“We planned the trip to D.C. we didn't know we'd be so lucky as to catch the cherry blossoms in full bloom,” said Chicago resident Kate Brandt.
“Oh it's just glorious. We were telling the children how lucky they are to see the Jefferson memorial looking like this,” said Brandt, who said she considers the cherry blossoms a national treasure.
Thousands of people lined the perimeter of the Tidal Basin on this first official day of the cherry blossom festival.
It almost feels like the festival has been going on for several days though, as the iconic white and pink flowers are already in peak bloom—several weeks earlier than normal.
"Mother nature just wanted to come out right in the beginning for her show, but the festival does go beyond the blooms and we are planning for more wonderful weeks," said cherry blossom festival president Diana Mayhew.
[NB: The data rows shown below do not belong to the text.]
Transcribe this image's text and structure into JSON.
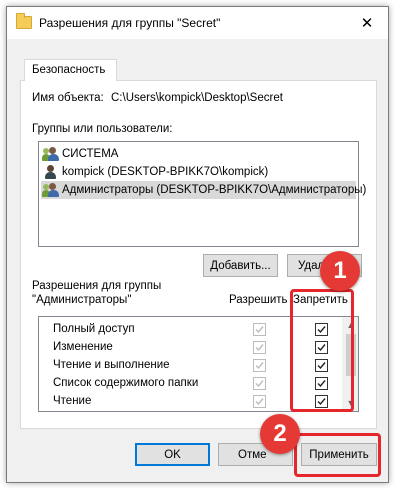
{
  "window": {
    "title": "Разрешения для группы \"Secret\"",
    "close_glyph": "✕"
  },
  "tab": {
    "label": "Безопасность"
  },
  "object": {
    "label": "Имя объекта:",
    "path": "C:\\Users\\kompick\\Desktop\\Secret"
  },
  "groups": {
    "label": "Группы или пользователи:",
    "items": [
      {
        "name": "СИСТЕМА",
        "icon": "group-icon"
      },
      {
        "name": "kompick (DESKTOP-BPIKK7O\\kompick)",
        "icon": "user-icon"
      },
      {
        "name": "Администраторы (DESKTOP-BPIKK7O\\Администраторы)",
        "icon": "group-icon",
        "selected": true
      }
    ]
  },
  "buttons": {
    "add": "Добавить...",
    "remove": "Удал",
    "ok": "OK",
    "cancel": "Отме",
    "apply": "Применить"
  },
  "permissions": {
    "label_line1": "Разрешения для группы",
    "label_line2": "\"Администраторы\"",
    "allow_header": "Разрешить",
    "deny_header": "Запретить",
    "rows": [
      {
        "name": "Полный доступ",
        "allow": true,
        "allow_disabled": true,
        "deny": true
      },
      {
        "name": "Изменение",
        "allow": true,
        "allow_disabled": true,
        "deny": true
      },
      {
        "name": "Чтение и выполнение",
        "allow": true,
        "allow_disabled": true,
        "deny": true
      },
      {
        "name": "Список содержимого папки",
        "allow": true,
        "allow_disabled": true,
        "deny": true
      },
      {
        "name": "Чтение",
        "allow": true,
        "allow_disabled": true,
        "deny": true
      }
    ]
  },
  "annotations": {
    "badge1": "1",
    "badge2": "2",
    "color": "#e5262c"
  }
}
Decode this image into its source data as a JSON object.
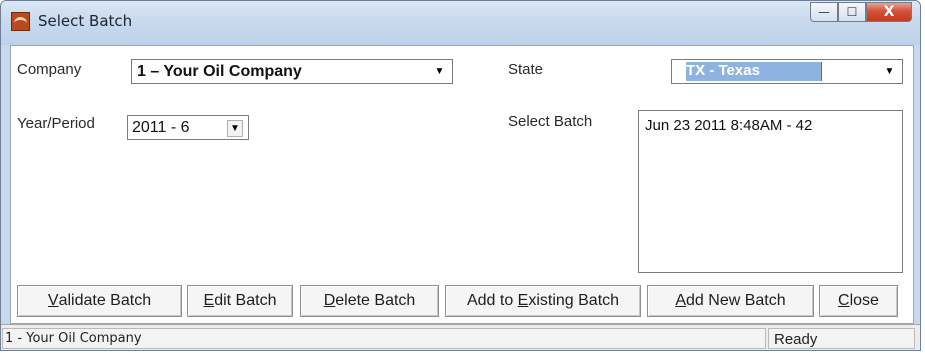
{
  "window": {
    "title": "Select Batch",
    "icon": "oil-derrick-app-icon"
  },
  "caption_buttons": {
    "minimize": "—",
    "maximize": "☐",
    "close": "X"
  },
  "form": {
    "company_label": "Company",
    "company_value": "1 – Your Oil Company",
    "state_label": "State",
    "state_value": "TX - Texas",
    "year_period_label": "Year/Period",
    "year_period_value": "2011 - 6",
    "select_batch_label": "Select Batch",
    "batches": [
      "Jun 23 2011  8:48AM - 42"
    ]
  },
  "buttons": {
    "validate_pre": "",
    "validate_key": "V",
    "validate_post": "alidate Batch",
    "edit_pre": "",
    "edit_key": "E",
    "edit_post": "dit Batch",
    "delete_pre": "",
    "delete_key": "D",
    "delete_post": "elete Batch",
    "add_existing_pre": "Add to ",
    "add_existing_key": "E",
    "add_existing_post": "xisting Batch",
    "add_new_pre": "",
    "add_new_key": "A",
    "add_new_post": "dd New Batch",
    "close_pre": "",
    "close_key": "C",
    "close_post": "lose"
  },
  "status": {
    "left": "1 - Your Oil Company",
    "right": "Ready"
  },
  "colors": {
    "state_highlight": "#8fb3e0",
    "title_gradient_top": "#dbe7f5",
    "close_button": "#c33a1f"
  }
}
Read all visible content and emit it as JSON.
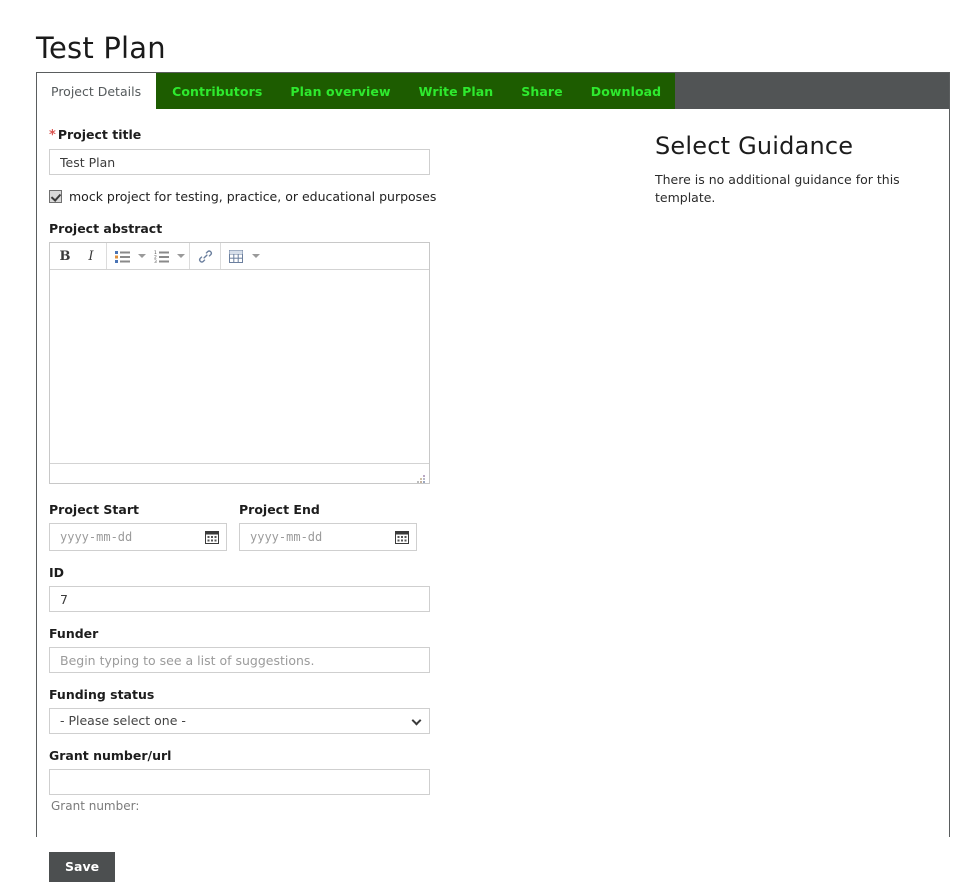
{
  "page": {
    "title": "Test Plan"
  },
  "tabs": [
    {
      "label": "Project Details",
      "active": true,
      "style": "active"
    },
    {
      "label": "Contributors",
      "active": false,
      "style": "green"
    },
    {
      "label": "Plan overview",
      "active": false,
      "style": "green"
    },
    {
      "label": "Write Plan",
      "active": false,
      "style": "green"
    },
    {
      "label": "Share",
      "active": false,
      "style": "green"
    },
    {
      "label": "Download",
      "active": false,
      "style": "green"
    }
  ],
  "form": {
    "project_title": {
      "label": "Project title",
      "required_marker": "*",
      "value": "Test Plan",
      "placeholder": ""
    },
    "mock_checkbox": {
      "label": "mock project for testing, practice, or educational purposes",
      "checked": true
    },
    "project_abstract": {
      "label": "Project abstract",
      "value": "",
      "toolbar": [
        {
          "name": "bold",
          "glyph": "B"
        },
        {
          "name": "italic",
          "glyph": "I"
        },
        {
          "name": "bullet-list",
          "glyph": ""
        },
        {
          "name": "bullet-list-options",
          "glyph": ""
        },
        {
          "name": "numbered-list",
          "glyph": ""
        },
        {
          "name": "numbered-list-options",
          "glyph": ""
        },
        {
          "name": "link",
          "glyph": ""
        },
        {
          "name": "table",
          "glyph": ""
        },
        {
          "name": "table-options",
          "glyph": ""
        }
      ]
    },
    "project_start": {
      "label": "Project Start",
      "value": "",
      "placeholder": "yyyy-mm-dd"
    },
    "project_end": {
      "label": "Project End",
      "value": "",
      "placeholder": "yyyy-mm-dd"
    },
    "id": {
      "label": "ID",
      "value": "7",
      "placeholder": ""
    },
    "funder": {
      "label": "Funder",
      "value": "",
      "placeholder": "Begin typing to see a list of suggestions."
    },
    "funding_status": {
      "label": "Funding status",
      "selected": "- Please select one -",
      "options": [
        "- Please select one -"
      ]
    },
    "grant_number": {
      "label": "Grant number/url",
      "value": "",
      "placeholder": "",
      "hint": "Grant number:"
    },
    "save_button": {
      "label": "Save"
    }
  },
  "guidance": {
    "title": "Select Guidance",
    "body": "There is no additional guidance for this template."
  },
  "colors": {
    "tabbar_bg": "#515455",
    "tab_green_bg": "#1d5c00",
    "tab_green_text": "#2eea2e",
    "save_bg": "#4c4f50",
    "required_marker": "#d9534f"
  }
}
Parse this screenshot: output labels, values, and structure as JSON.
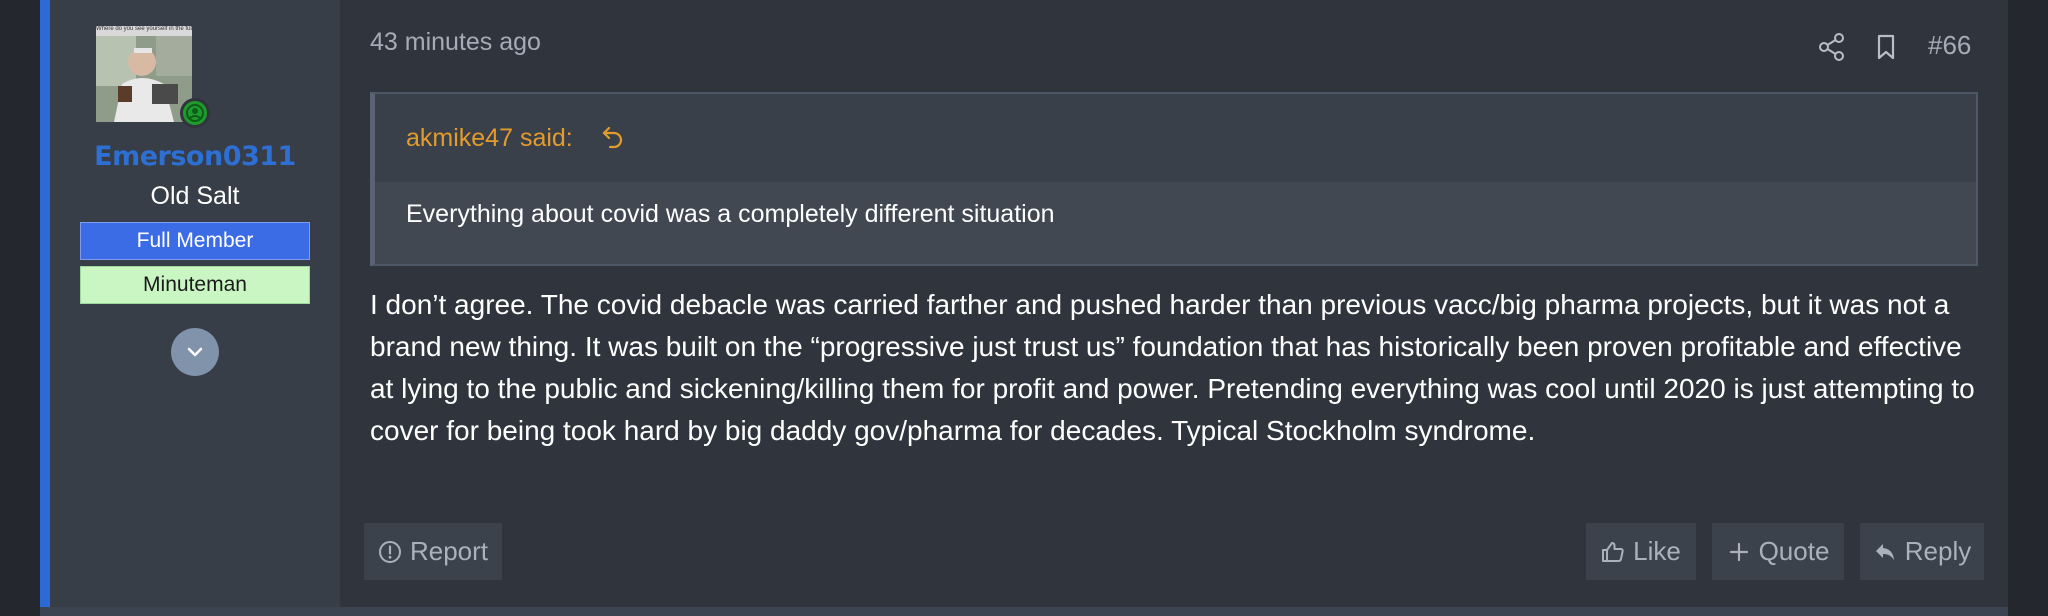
{
  "user": {
    "name": "Emerson0311",
    "title": "Old Salt",
    "banners": [
      "Full Member",
      "Minuteman"
    ],
    "avatar_caption": "Where do you see yourself in the future",
    "online_icon": "user-circle-icon",
    "expand_icon": "chevron-down-icon"
  },
  "post": {
    "timestamp": "43 minutes ago",
    "number": "#66",
    "quote": {
      "author_label": "akmike47 said:",
      "text": "Everything about covid was a completely different situation"
    },
    "body": "I don’t agree. The covid debacle was carried farther and pushed harder than previous vacc/big pharma projects, but it was not a brand new thing. It was built on the “progressive just trust us” foundation that has historically been proven profitable and effective at lying to the public and sickening/killing them for profit and power. Pretending everything was cool until 2020 is just attempting to cover for being took hard by big daddy gov/pharma for decades. Typical Stockholm syndrome."
  },
  "actions": {
    "report": "Report",
    "like": "Like",
    "quote": "Quote",
    "reply": "Reply"
  },
  "colors": {
    "accent": "#2c6ad5",
    "username": "#2e6fd3",
    "quote_author": "#e39b2c",
    "full_member_banner": "#3c6ce5",
    "minuteman_banner": "#c9f6c3",
    "online": "#1f9b2d"
  }
}
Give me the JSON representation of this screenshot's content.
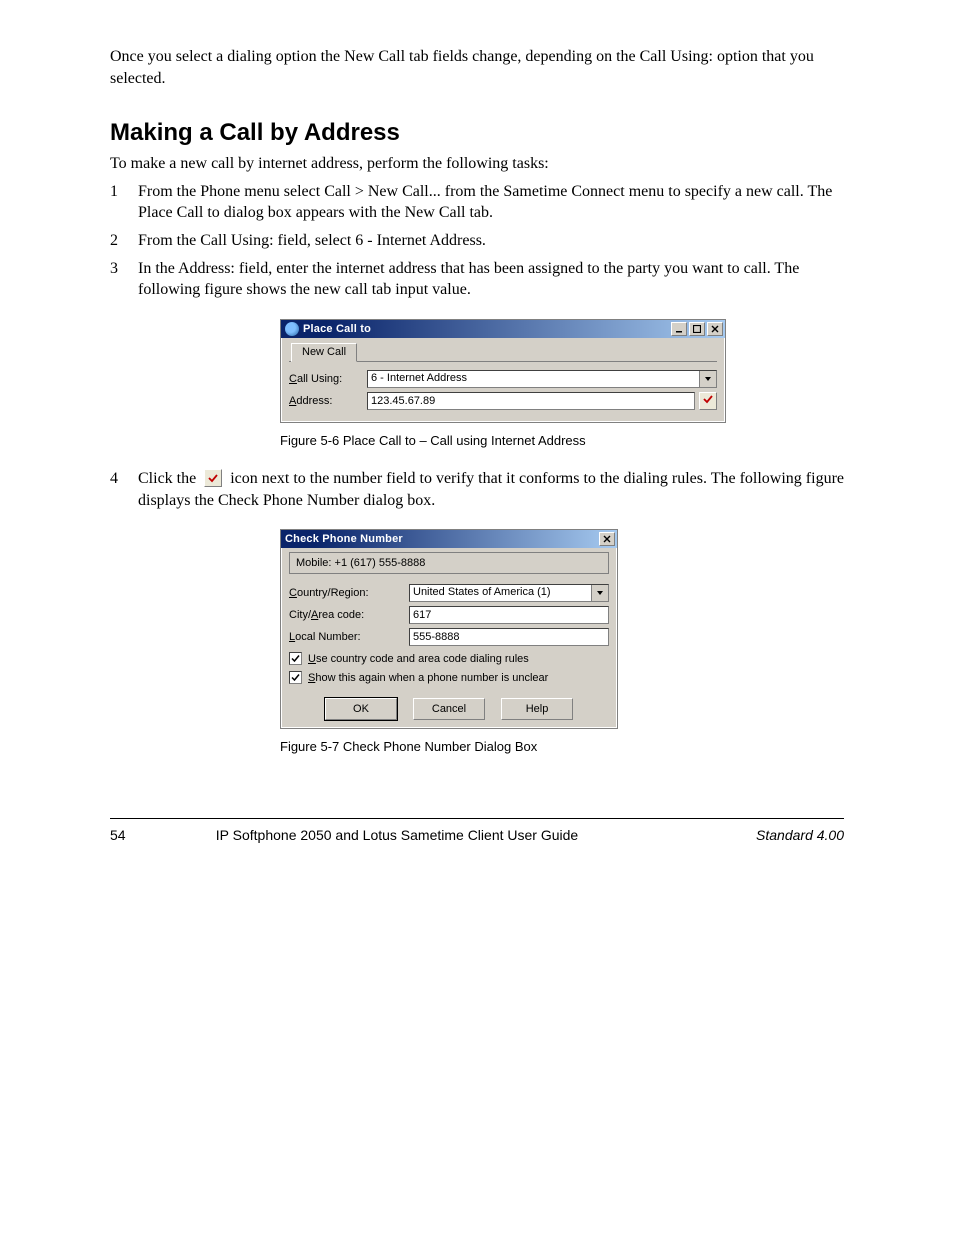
{
  "doc": {
    "intro": "Once you select a dialing option the New Call tab fields change, depending on the Call Using: option that you selected.",
    "section_title": "Making a Call by Address",
    "section_sub": "To make a new call by internet address, perform the following tasks:",
    "steps": [
      "From the Phone menu select Call > New Call... from the Sametime Connect menu to specify a new call. The Place Call to dialog box appears with the New Call tab.",
      "From the Call Using: field, select 6 - Internet Address.",
      "In the Address: field, enter the internet address that has been assigned to the party you want to call. The following figure shows the new call tab input value."
    ],
    "fig1_caption": "Figure 5-6    Place Call to – Call using Internet Address",
    "step4_a": "Click the ",
    "step4_b": "icon next to the number field to verify that it conforms to the dialing rules. The following figure displays the Check Phone Number dialog box.",
    "fig2_caption": "Figure 5-7    Check Phone Number Dialog Box"
  },
  "dlg1": {
    "title": "Place Call to",
    "tab": "New Call",
    "call_using_label_pre": "C",
    "call_using_label_post": "all Using:",
    "call_using_value": "6 - Internet Address",
    "address_label_pre": "A",
    "address_label_post": "ddress:",
    "address_value": "123.45.67.89"
  },
  "dlg2": {
    "title": "Check Phone Number",
    "readonly": "Mobile:  +1 (617) 555-8888",
    "country_label_pre": "C",
    "country_label_post": "ountry/Region:",
    "country_value": "United States of America (1)",
    "area_label_a": "City/",
    "area_label_u": "A",
    "area_label_b": "rea code:",
    "area_value": "617",
    "local_label_u": "L",
    "local_label_post": "ocal Number:",
    "local_value": "555-8888",
    "chk1_u": "U",
    "chk1_post": "se country code and area code dialing rules",
    "chk2_u": "S",
    "chk2_post": "how this again when a phone number is unclear",
    "ok": "OK",
    "cancel": "Cancel",
    "help": "Help"
  },
  "footer": {
    "page": "54",
    "center": "IP Softphone 2050 and Lotus Sametime Client User Guide",
    "right": "Standard 4.00"
  }
}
The next five weeks of this centennial celebration will feature dozens of family-friendly events including the big parade on April 14th.
More than a million people are expected to visit the trees. In fact, organizers say the number of visitors is up due to the earlier than normal warm weather.
“We’ve been here and had on gloves and earmuffs so it was much nicer,” said D.C. resident Carol Whitley.
A brief, early morning storm kept the crowds away for about an hour, but as soon as the sun came out the crowds were back to capture this moment in history.
Sunday is opening ceremony and concert at convention center. Tickets are free, but, you must first register online.